A colourful and eco-friendly alternative to confetti, flowerfetti consists of flower petals. Use edible flowers, including the petals of pansies, violets, and violas to garnish a salad. You can also use them as cake toppers, plate garnishes, and even on pizza.
Frequently Asked Questions About Violas, Pansies, and Violets
Pansies belong to the violet family, Violaceae. Pansies typically refer to the large-bloomed flowers you would get at the garden centre. While violets can mean the whole family of Violaceae, violets often refer to a much smaller flower native to the area used in woodland gardens.
Violas are part of the violet family, Violaceae. The genus Viola consists of more than 600 plants in the violet family. Most violas, pansies, and perennial violets belong to the genus Viola.
Violets most commonly refer to the native plants found throughout Europe, North America, Asia, and Australia. Two of the most popular types of violets include the sweet violet (Viola odorata) and the common blue violet (Viola sororia).
Also in the violet family are pansies with larger blooms that can be found throughout garden centres and violas, which come in clusters of smaller flowers for the garden.
The botanical name for plants in the Violaceae family is Viola.
Pansies and violas can last you from late winter all the way to late fall. They’re very hardy and resilient plants and don’t mind the cold one bit. They can die back in the summer if they receive too much sun. While treated as annuals, they’re considered short-lived perennials and can return after the winter when it begins to warm.
Baby pansies are often called miniature pansies or violas. They look like mini versions of the garden pansy, oftentimes with plenty of blooms per plant.
I hope you learned something new about the viola family!

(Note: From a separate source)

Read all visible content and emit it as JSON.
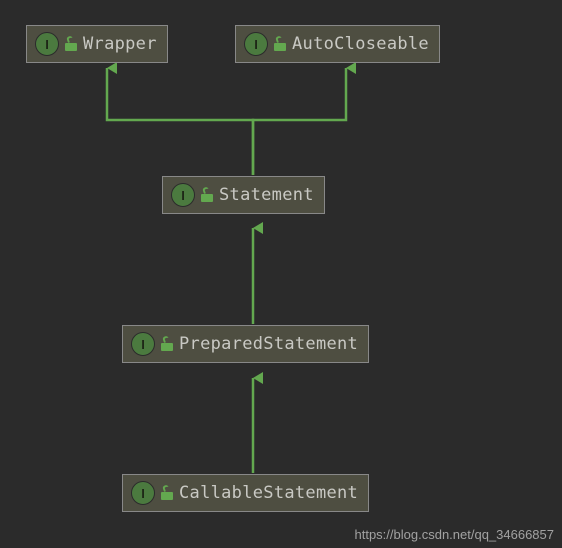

I can’t get enough of these edible beauties and sure hope you give them a try this spring.